The first chapter does a good job in getting you acclimated to some of the basic terminology. I used SVN for a short while on a project and only learned the bare minimum to update my repository and check in a few edits I made for a project so this chapter was useful in getting me going.
The 8 or 9 chapters or so really just goes over the basics you need to know for using a Git as a way to track your coding changes and it has been very useful. It's basic enough that it gets you going.
The last few chapters I haven't really delved into as much but I can see them being useful for those that need it. I'm not at that point yet but I can assume it's good.
Then the final chapter is like a FAQ and is nice.
I would recommend this to anyone that is new to Git like I am.

Wednesday, July 17, 2013

My Review of The GunBrick Book by Jeff Boen

I have been a fan of LEGO for a long time and this really piqued my interest. I was a little worried because of the look of the finished projects and it's something you really should take into account. The finished models look quite real, especially from a distance and an abundance of caution should be taken on where you keep these.
The book itself does an excellent job explaining how to make each model.
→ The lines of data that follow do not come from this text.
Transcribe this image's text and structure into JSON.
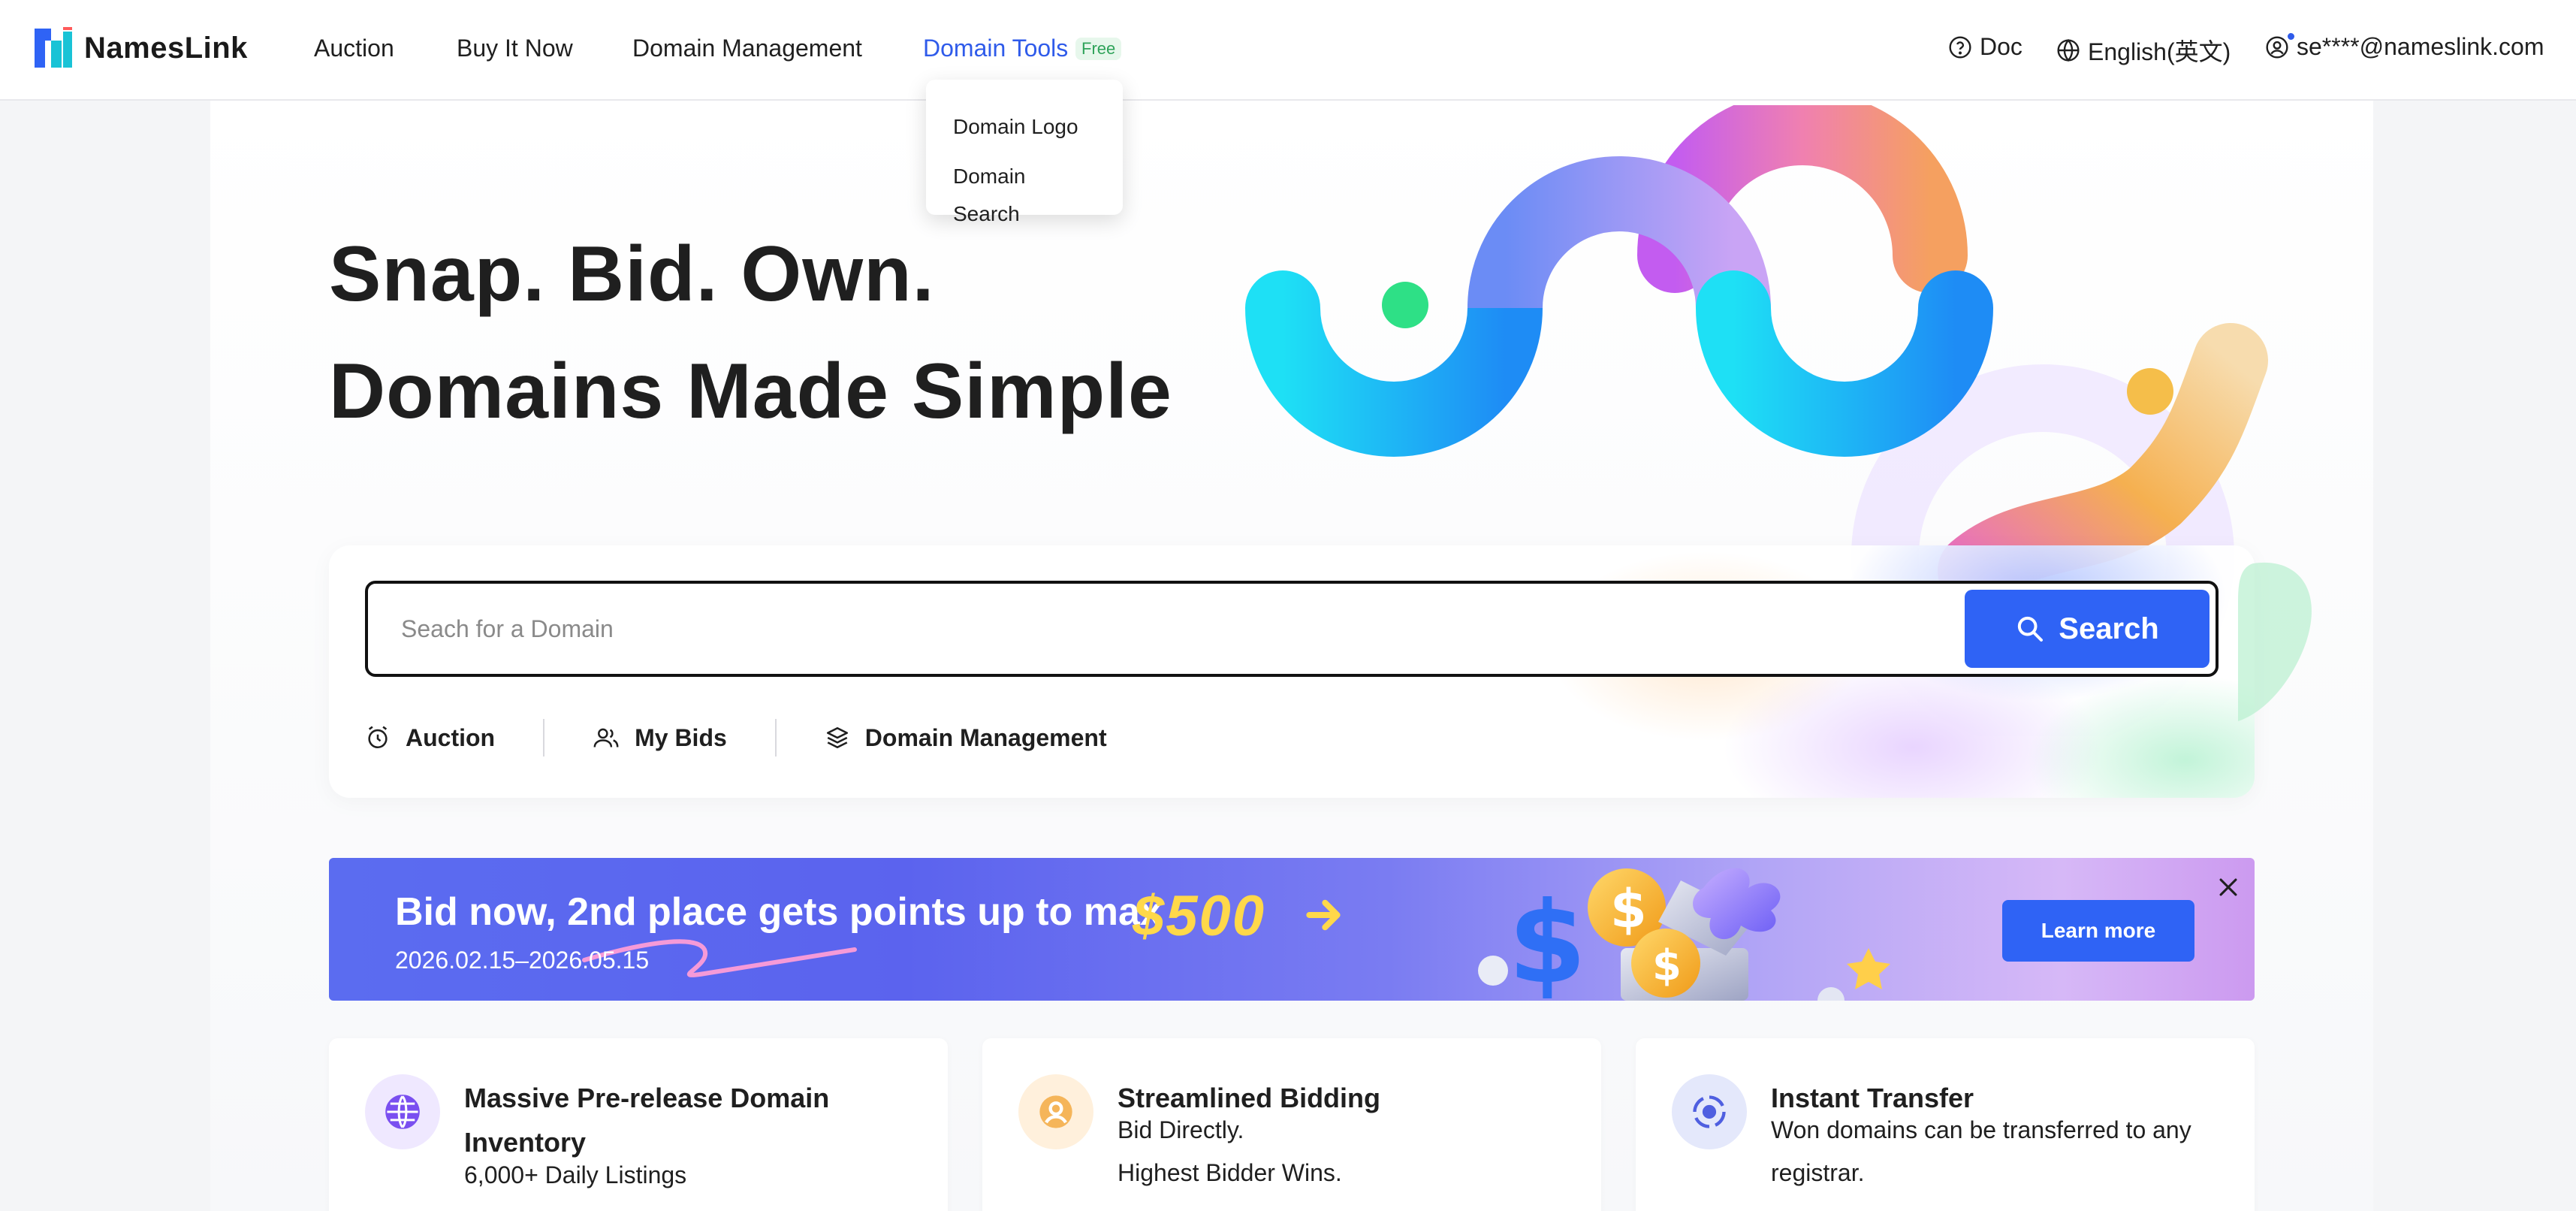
{
  "brand": {
    "name": "NamesLink"
  },
  "nav": {
    "items": [
      {
        "label": "Auction"
      },
      {
        "label": "Buy It Now"
      },
      {
        "label": "Domain Management"
      },
      {
        "label": "Domain Tools",
        "badge": "Free",
        "active": true
      }
    ],
    "doc_label": "Doc",
    "language_label": "English(英文)",
    "account_label": "se****@nameslink.com"
  },
  "dropdown": {
    "items": [
      {
        "label": "Domain Logo"
      },
      {
        "label": "Domain Search"
      }
    ]
  },
  "hero": {
    "title_line1": "Snap. Bid. Own.",
    "title_line2": "Domains Made Simple"
  },
  "search": {
    "placeholder": "Seach for a Domain",
    "value": "",
    "button_label": "Search"
  },
  "quick_links": [
    {
      "label": "Auction",
      "icon": "alarm-clock-icon"
    },
    {
      "label": "My Bids",
      "icon": "users-icon"
    },
    {
      "label": "Domain Management",
      "icon": "layers-icon"
    }
  ],
  "banner": {
    "title": "Bid now, 2nd place gets points up to max",
    "amount": "$500",
    "date_range": "2026.02.15–2026.05.15",
    "cta_label": "Learn more"
  },
  "features": [
    {
      "title": "Massive Pre-release Domain Inventory",
      "desc_lines": [
        "6,000+ Daily Listings"
      ],
      "icon": "globe-icon"
    },
    {
      "title": "Streamlined Bidding",
      "desc_lines": [
        "Bid Directly.",
        "Highest Bidder Wins."
      ],
      "icon": "user-circle-icon"
    },
    {
      "title": "Instant Transfer",
      "desc_lines": [
        "Won domains can be transferred to any",
        "registrar."
      ],
      "icon": "transfer-icon"
    }
  ],
  "colors": {
    "accent": "#2f63f5",
    "nav_active": "#2f5bea",
    "banner_amount": "#ffd84a",
    "free_badge": "#2fa35a"
  }
}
I really was impressed by the quality of the pictures and the level of detail for each gun model. It gives a full bill of materials so you know what you need to build one. Then it goes through and gives you great pictures of how to build each gun.
What was really interesting is that they also "work" in the sense that you can pull the top of the gun back or pull the trigger and it will go back into place because of the rubber bands that are used to allow movement.
The final model is a working rubber band gun and is fun, although you need to make sure not to aim at people or animals (according to the book). They do a good job warning people of the potential hazards but come on, it's pretty obvious and they're just covering for themselves.
Overall, it's an excellent book to make realistic looking LEGO models of guns.

I need to disclose that I received this book through the O'Reilly Blogger review program.

Tuesday, June 25, 2013

Python Cookbook by David Beazley and Brian K. Jones

For those learning Python, personally, I would recommend Learning Python by Mark Lutz but as a companion book, this Python Cookbook is wonderful!
It'll help you learn a little bit about Python if you're starting out but once you get the basics down, the Cookbook series are THE way to go.
Working with file I/O? This book has a recipe for you. Doing networking? This book has a recipe for you. Need to process through data from various file formats? This book has a recipe for you.
If anything, look through the TOC to see if there's anything that might be useful and chances are, you'll find it in this book.
I would definitely recommend this to anyone who uses Python or will be using it more in the future.

Disclaimer: I received an electronic version of this book because I am a part of the wonderful O'Reilly Blogger Review Program. These are just my opinions of the book.